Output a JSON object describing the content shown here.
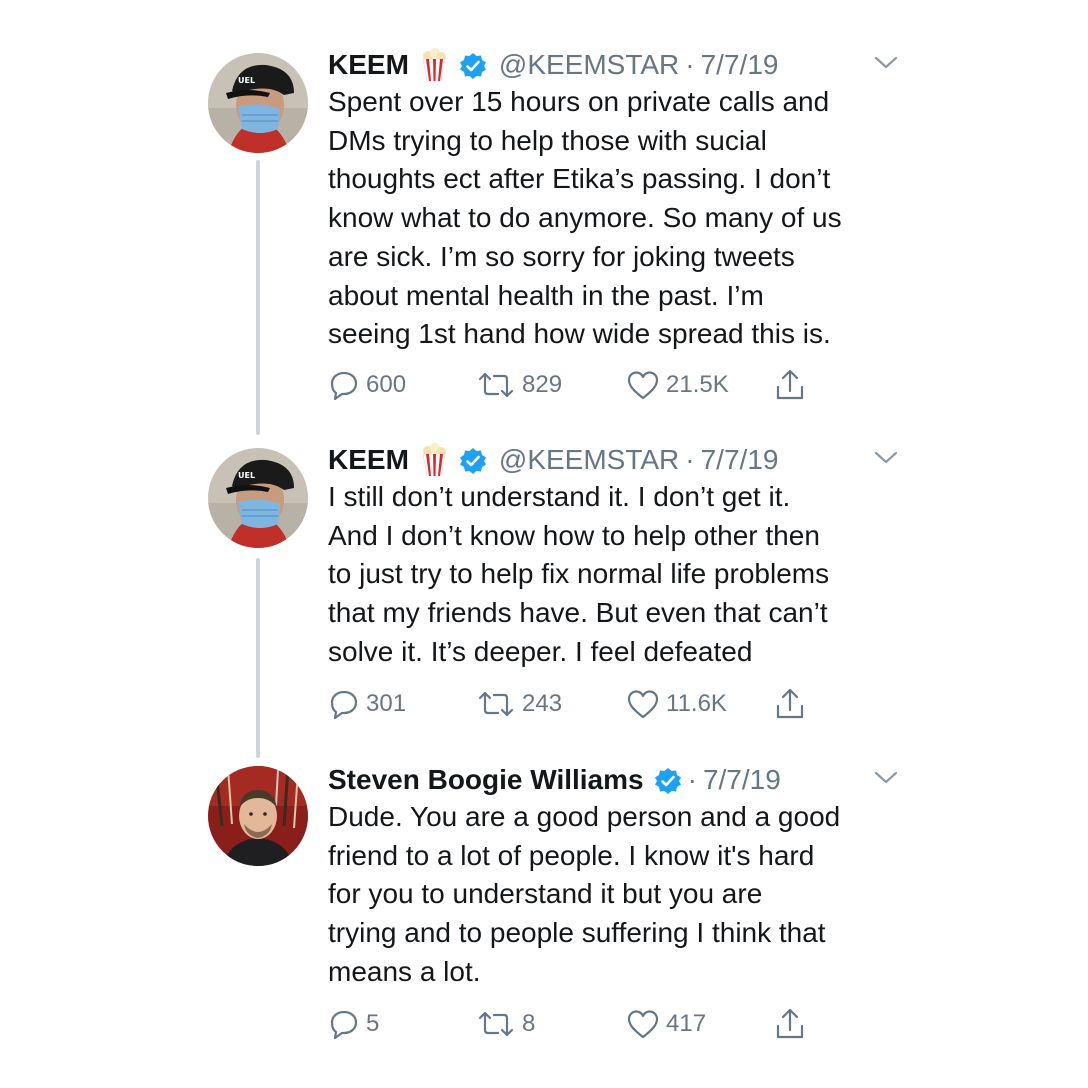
{
  "tweets": [
    {
      "name": "KEEM",
      "name_emoji": "popcorn-icon",
      "verified": true,
      "handle": "@KEEMSTAR",
      "separator": "·",
      "date": "7/7/19",
      "text": "Spent over 15 hours on private calls and\nDMs trying to help those with sucial\nthoughts ect after Etika’s passing. I don’t\nknow what to do anymore. So many of us\nare sick. I’m so sorry for joking tweets\nabout mental health in the past. I’m\nseeing 1st hand how wide spread this is.",
      "replies": "600",
      "retweets": "829",
      "likes": "21.5K"
    },
    {
      "name": "KEEM",
      "name_emoji": "popcorn-icon",
      "verified": true,
      "handle": "@KEEMSTAR",
      "separator": "·",
      "date": "7/7/19",
      "text": "I still don’t understand it. I don’t get it.\nAnd I don’t know how to help other then\nto just try to help fix normal life problems\nthat my friends have. But even that can’t\nsolve it. It’s deeper. I feel defeated",
      "replies": "301",
      "retweets": "243",
      "likes": "11.6K"
    },
    {
      "name": "Steven Boogie Williams",
      "verified": true,
      "separator": "·",
      "date": "7/7/19",
      "text": "Dude.  You are a good person and a good\nfriend to a lot of people.  I know it's hard\nfor you to understand it but you are\ntrying and to people suffering I think that\nmeans a lot.",
      "replies": "5",
      "retweets": "8",
      "likes": "417"
    }
  ],
  "colors": {
    "verified_blue": "#1da1f2",
    "secondary_text": "#657786",
    "thread_line": "#cdd6dd"
  }
}
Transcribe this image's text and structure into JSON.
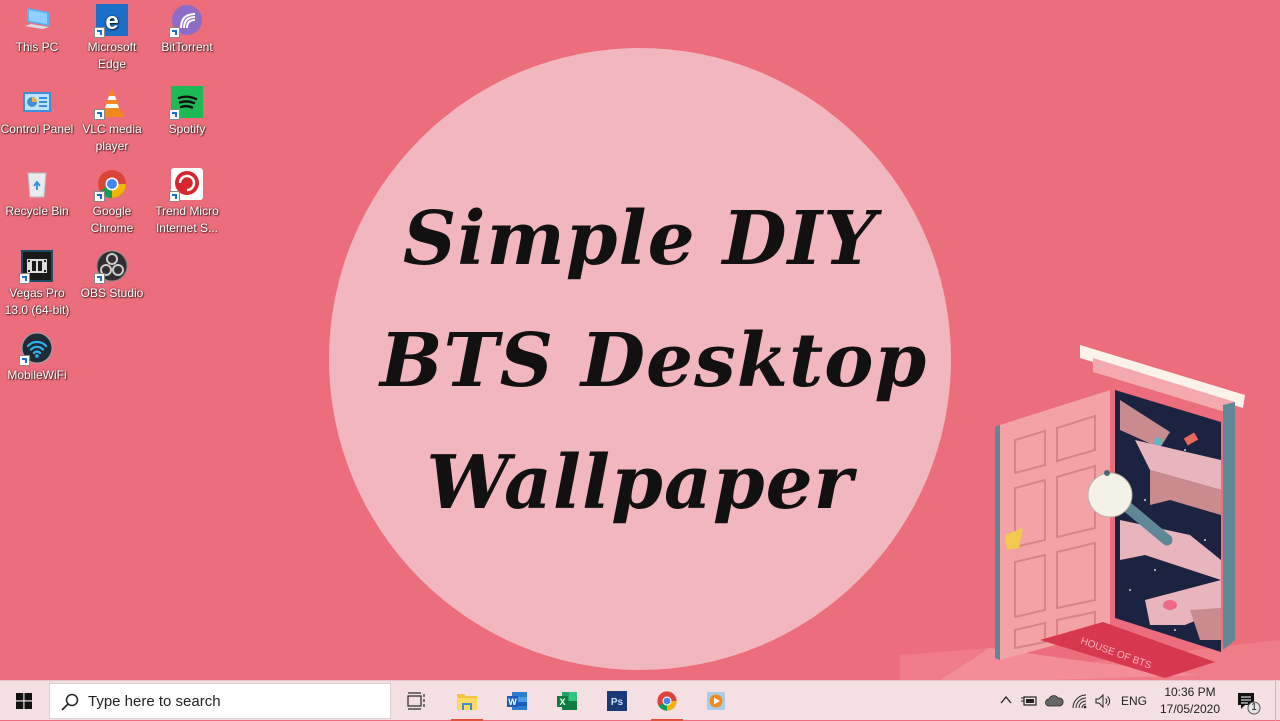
{
  "wallpaper": {
    "title_lines": [
      "Simple DIY",
      "BTS Desktop",
      "Wallpaper"
    ],
    "doormat_text": "HOUSE OF BTS",
    "colors": {
      "background": "#ec6d7b",
      "circle": "#f2b6be",
      "door": "#f3a2a6",
      "space": "#1c2340",
      "doormat": "#d8384f"
    }
  },
  "desktop_icons": [
    {
      "label": "This PC",
      "icon": "computer-icon",
      "shortcut": false
    },
    {
      "label": "Microsoft Edge",
      "icon": "edge-icon",
      "shortcut": true
    },
    {
      "label": "BitTorrent",
      "icon": "bittorrent-icon",
      "shortcut": true
    },
    {
      "label": "Control Panel",
      "icon": "control-panel-icon",
      "shortcut": false
    },
    {
      "label": "VLC media player",
      "icon": "vlc-icon",
      "shortcut": true
    },
    {
      "label": "Spotify",
      "icon": "spotify-icon",
      "shortcut": true
    },
    {
      "label": "Recycle Bin",
      "icon": "recycle-bin-icon",
      "shortcut": false
    },
    {
      "label": "Google Chrome",
      "icon": "chrome-icon",
      "shortcut": true
    },
    {
      "label": "Trend Micro Internet S...",
      "icon": "trend-micro-icon",
      "shortcut": true
    },
    {
      "label": "Vegas Pro 13.0 (64-bit)",
      "icon": "vegas-pro-icon",
      "shortcut": true
    },
    {
      "label": "OBS Studio",
      "icon": "obs-icon",
      "shortcut": true
    },
    {
      "label": "MobileWiFi",
      "icon": "mobile-wifi-icon",
      "shortcut": true
    }
  ],
  "taskbar": {
    "search_placeholder": "Type here to search",
    "pinned": [
      {
        "name": "File Explorer",
        "icon": "file-explorer-icon",
        "running": true
      },
      {
        "name": "Microsoft Word",
        "icon": "word-icon",
        "running": false
      },
      {
        "name": "Microsoft Excel",
        "icon": "excel-icon",
        "running": false
      },
      {
        "name": "Adobe Photoshop",
        "icon": "photoshop-icon",
        "running": false
      },
      {
        "name": "Google Chrome",
        "icon": "chrome-icon",
        "running": true
      },
      {
        "name": "Media Player",
        "icon": "media-player-icon",
        "running": false
      }
    ],
    "tray": {
      "language": "ENG",
      "time": "10:36 PM",
      "date": "17/05/2020",
      "notification_count": "1"
    }
  }
}
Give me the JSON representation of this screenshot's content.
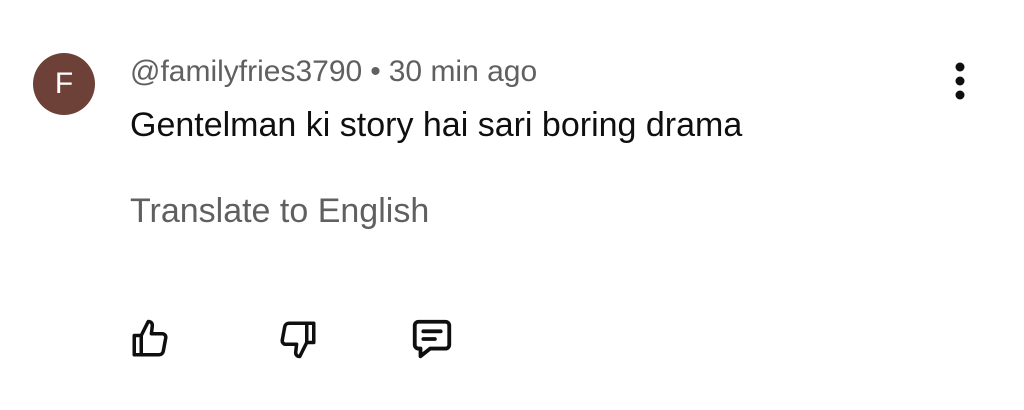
{
  "comment": {
    "avatar_letter": "F",
    "avatar_color": "#6d4137",
    "author": "@familyfries3790",
    "separator": "•",
    "timestamp": "30 min ago",
    "text": "Gentelman ki story hai sari boring drama",
    "translate_label": "Translate to English"
  },
  "actions": {
    "like_icon": "thumbs-up-icon",
    "dislike_icon": "thumbs-down-icon",
    "reply_icon": "reply-comment-icon",
    "menu_icon": "more-vert-icon"
  }
}
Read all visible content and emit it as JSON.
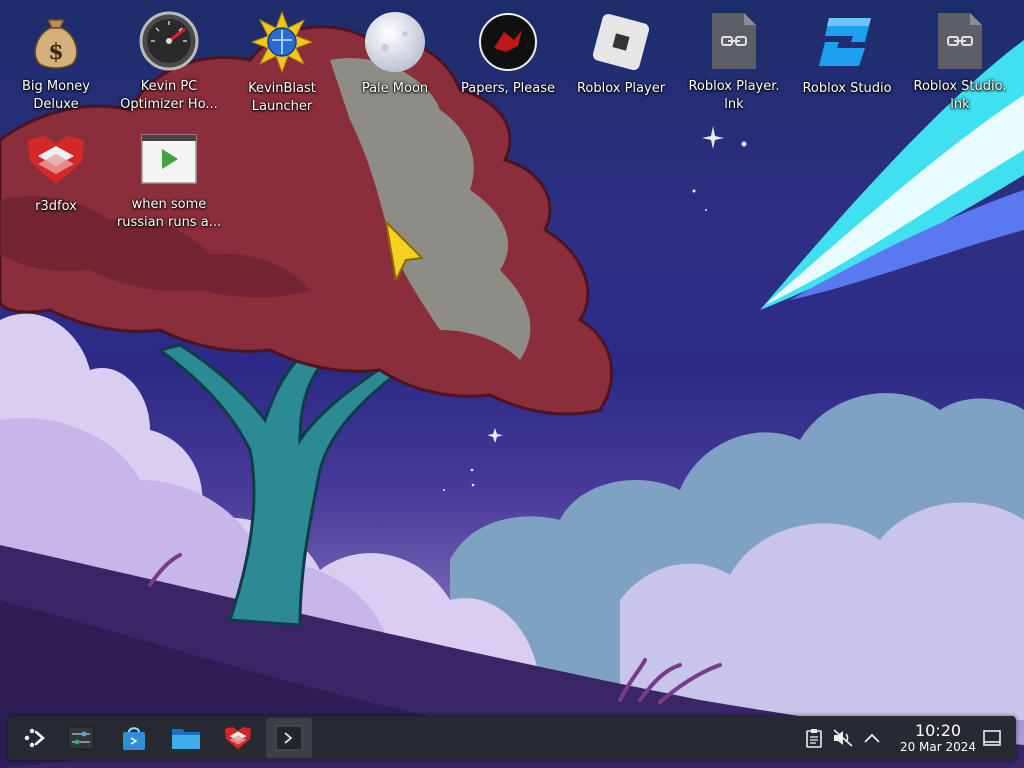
{
  "desktop_icons": [
    {
      "label": "Big Money Deluxe",
      "icon": "money-bag-icon"
    },
    {
      "label": "Kevin PC Optimizer Ho...",
      "icon": "speedometer-icon"
    },
    {
      "label": "KevinBlast Launcher",
      "icon": "starburst-globe-icon"
    },
    {
      "label": "Pale Moon",
      "icon": "moon-icon"
    },
    {
      "label": "Papers, Please",
      "icon": "papers-please-icon"
    },
    {
      "label": "Roblox Player",
      "icon": "roblox-icon"
    },
    {
      "label": "Roblox Player.\nlnk",
      "icon": "link-file-icon"
    },
    {
      "label": "Roblox Studio",
      "icon": "roblox-studio-icon"
    },
    {
      "label": "Roblox Studio.\nlnk",
      "icon": "link-file-icon"
    },
    {
      "label": "r3dfox",
      "icon": "r3dfox-icon"
    },
    {
      "label": "when some russian runs a...",
      "icon": "video-file-icon"
    }
  ],
  "taskbar": {
    "items": [
      {
        "name": "application-launcher",
        "icon": "kde-launcher-icon"
      },
      {
        "name": "system-settings",
        "icon": "settings-sliders-icon"
      },
      {
        "name": "discover-store",
        "icon": "store-bag-icon"
      },
      {
        "name": "dolphin-file-manager",
        "icon": "folder-icon"
      },
      {
        "name": "r3dfox-browser",
        "icon": "r3dfox-icon"
      },
      {
        "name": "konsole-terminal",
        "icon": "terminal-icon"
      }
    ],
    "tray": {
      "icons": [
        "clipboard-icon",
        "volume-muted-icon",
        "chevron-up-icon",
        "show-desktop-icon"
      ],
      "time": "10:20",
      "date": "20 Mar 2024"
    }
  },
  "colors": {
    "panel": "#272a31",
    "accent": "#3daee9",
    "tree_canopy": "#8b2e3c"
  }
}
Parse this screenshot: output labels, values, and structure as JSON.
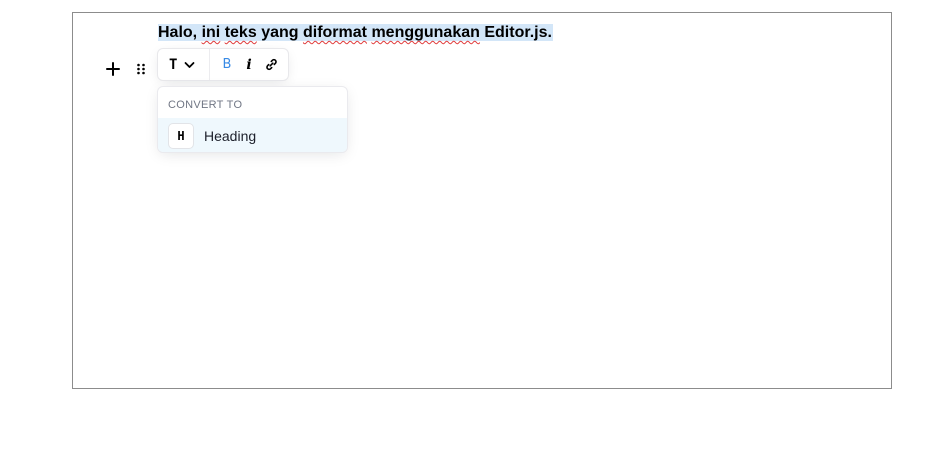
{
  "editor": {
    "paragraph_words": [
      "Halo,",
      "ini",
      "teks",
      "yang",
      "diformat",
      "menggunakan",
      "Editor.js."
    ],
    "misspelled_word_indexes": [
      1,
      2,
      4,
      5
    ]
  },
  "block_actions": {
    "plus_icon": "plus-icon",
    "drag_icon": "drag-handle-icon"
  },
  "inline_toolbar": {
    "convert_icon_glyph": "T",
    "bold_glyph": "B",
    "italic_glyph": "i",
    "bold_color": "#388ae5"
  },
  "convert_popover": {
    "title": "CONVERT TO",
    "items": [
      {
        "icon_glyph": "H",
        "label": "Heading"
      }
    ],
    "highlight_color": "#eff8fd"
  },
  "colors": {
    "selection": "#d3e6f8",
    "spellcheck_underline": "#e03a3a",
    "frame_border": "#8c8c8c"
  }
}
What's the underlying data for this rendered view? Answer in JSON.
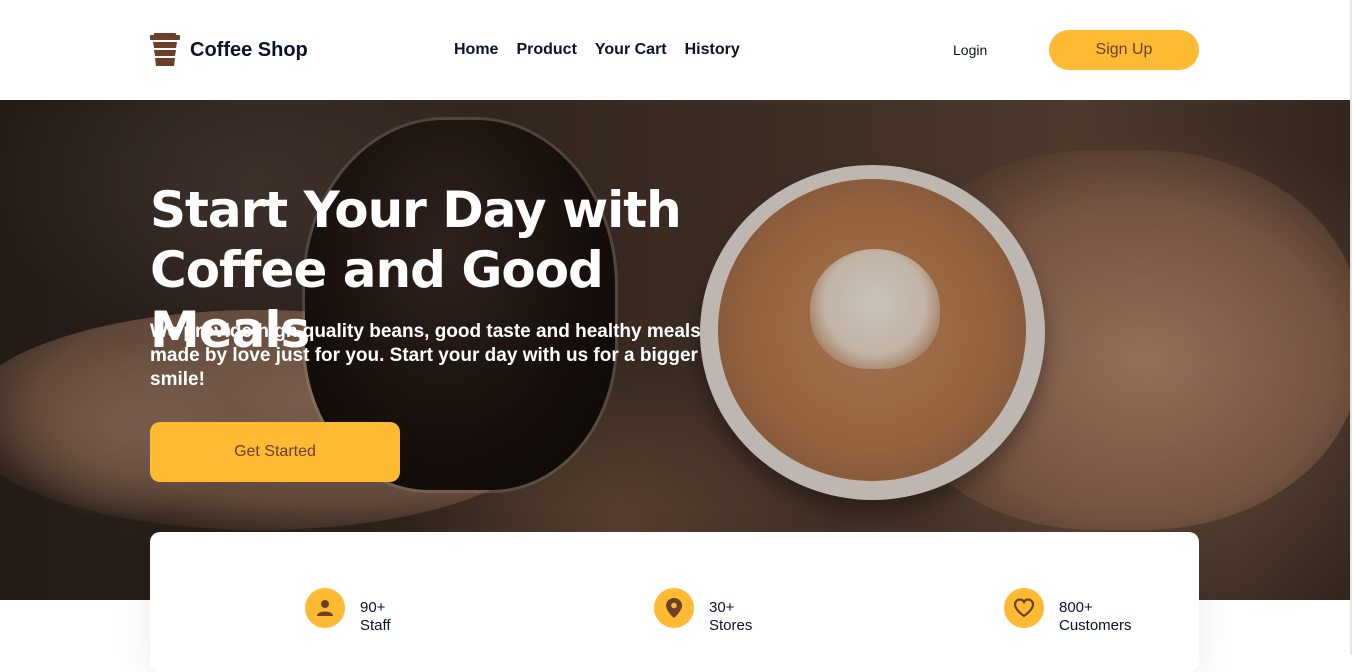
{
  "brand": {
    "name": "Coffee Shop",
    "icon": "coffee-cup-icon"
  },
  "nav": {
    "links": [
      "Home",
      "Product",
      "Your Cart",
      "History"
    ],
    "login_label": "Login",
    "signup_label": "Sign Up"
  },
  "hero": {
    "title_line1": "Start Your Day with",
    "title_line2": "Coffee and Good Meals",
    "subtitle": "We provide high quality beans, good taste and healthy meals made by love just for you. Start your day with us for a bigger smile!",
    "cta_label": "Get Started"
  },
  "stats": [
    {
      "icon": "user-icon",
      "value": "90+",
      "label": "Staff"
    },
    {
      "icon": "location-pin-icon",
      "value": "30+",
      "label": "Stores"
    },
    {
      "icon": "heart-icon",
      "value": "800+",
      "label": "Customers"
    }
  ],
  "colors": {
    "accent": "#ffba33",
    "accent_text": "#6a4029",
    "dark_text": "#0b132a",
    "brand_icon": "#6a4029"
  }
}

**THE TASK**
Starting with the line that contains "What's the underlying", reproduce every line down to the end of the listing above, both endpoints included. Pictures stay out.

**EXERCISE RESULT**
What's the underlying data for this rendered view? Answer in JSON.
{
  "brand": {
    "name": "Coffee Shop",
    "icon": "coffee-cup-icon"
  },
  "nav": {
    "links": [
      "Home",
      "Product",
      "Your Cart",
      "History"
    ],
    "login_label": "Login",
    "signup_label": "Sign Up"
  },
  "hero": {
    "title_line1": "Start Your Day with",
    "title_line2": "Coffee and Good Meals",
    "subtitle": "We provide high quality beans, good taste and healthy meals made by love just for you. Start your day with us for a bigger smile!",
    "cta_label": "Get Started"
  },
  "stats": [
    {
      "icon": "user-icon",
      "value": "90+",
      "label": "Staff"
    },
    {
      "icon": "location-pin-icon",
      "value": "30+",
      "label": "Stores"
    },
    {
      "icon": "heart-icon",
      "value": "800+",
      "label": "Customers"
    }
  ],
  "colors": {
    "accent": "#ffba33",
    "accent_text": "#6a4029",
    "dark_text": "#0b132a",
    "brand_icon": "#6a4029"
  }
}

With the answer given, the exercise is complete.